▶ **EXERCISE DETAILS**: How many lines of the data contain "Mask"? Reply with the number alone.

▶ **TASK INPUTS**:
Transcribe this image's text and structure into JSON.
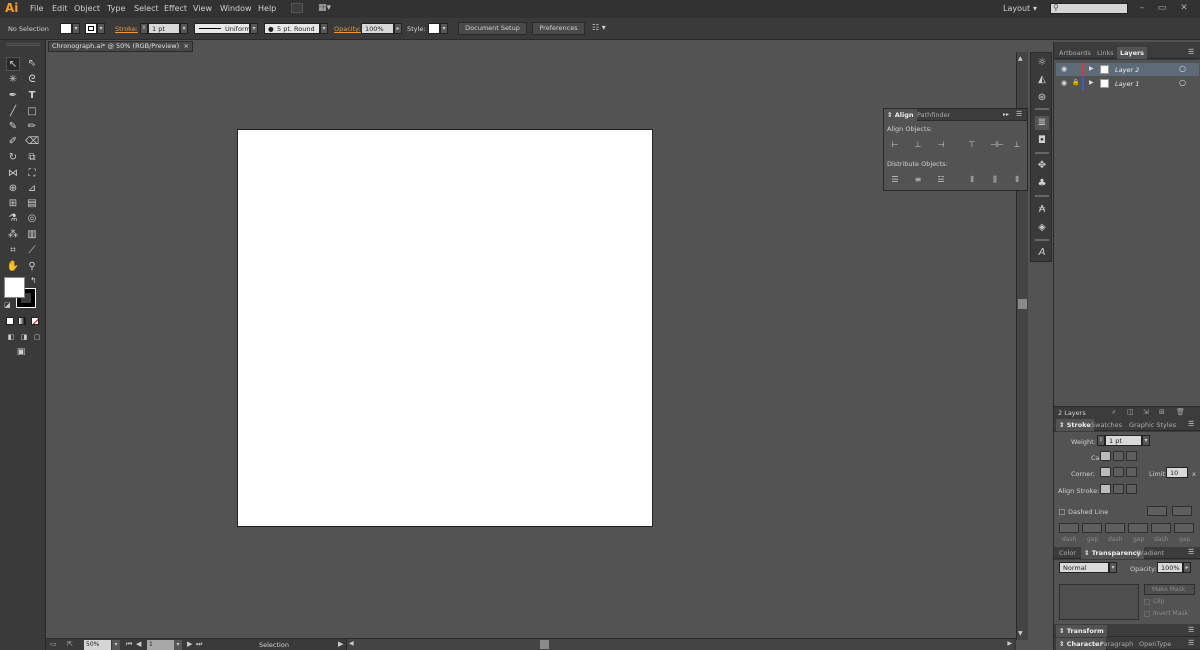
{
  "app": {
    "logo": "Ai"
  },
  "menu": [
    "File",
    "Edit",
    "Object",
    "Type",
    "Select",
    "Effect",
    "View",
    "Window",
    "Help"
  ],
  "workspace": {
    "label": "Layout"
  },
  "control": {
    "selection": "No Selection",
    "stroke_label": "Stroke:",
    "stroke_weight": "1 pt",
    "profile": "Uniform",
    "brush": "5 pt. Round",
    "opacity_label": "Opacity:",
    "opacity": "100%",
    "style_label": "Style:",
    "doc_setup": "Document Setup",
    "preferences": "Preferences"
  },
  "document": {
    "tab": "Chronograph.ai* @ 50% (RGB/Preview)"
  },
  "status": {
    "zoom": "50%",
    "artboard": "1",
    "tool": "Selection"
  },
  "align_panel": {
    "tabs": [
      "Align",
      "Pathfinder"
    ],
    "align_objects": "Align Objects:",
    "distribute_objects": "Distribute Objects:"
  },
  "layers_panel": {
    "tabs": [
      "Artboards",
      "Links",
      "Layers"
    ],
    "layers": [
      {
        "name": "Layer 2",
        "color": "#d63a3a"
      },
      {
        "name": "Layer 1",
        "color": "#3a5ad6"
      }
    ],
    "count": "2 Layers"
  },
  "stroke_panel": {
    "tabs": [
      "Stroke",
      "Swatches",
      "Graphic Styles"
    ],
    "weight_label": "Weight:",
    "weight": "1 pt",
    "cap_label": "Cap:",
    "corner_label": "Corner:",
    "limit_label": "Limit:",
    "limit": "10",
    "limit_unit": "x",
    "align_label": "Align Stroke:",
    "dashed_label": "Dashed Line",
    "dash_labels": [
      "dash",
      "gap",
      "dash",
      "gap",
      "dash",
      "gap"
    ]
  },
  "transparency_panel": {
    "tabs": [
      "Color",
      "Transparency",
      "Gradient"
    ],
    "blend": "Normal",
    "opacity_label": "Opacity:",
    "opacity": "100%",
    "make_mask": "Make Mask",
    "clip": "Clip",
    "invert": "Invert Mask"
  },
  "transform_panel": {
    "tab": "Transform"
  },
  "character_panel": {
    "tabs": [
      "Character",
      "Paragraph",
      "OpenType"
    ]
  }
}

▶ **PROBLEM SOLUTION**: 2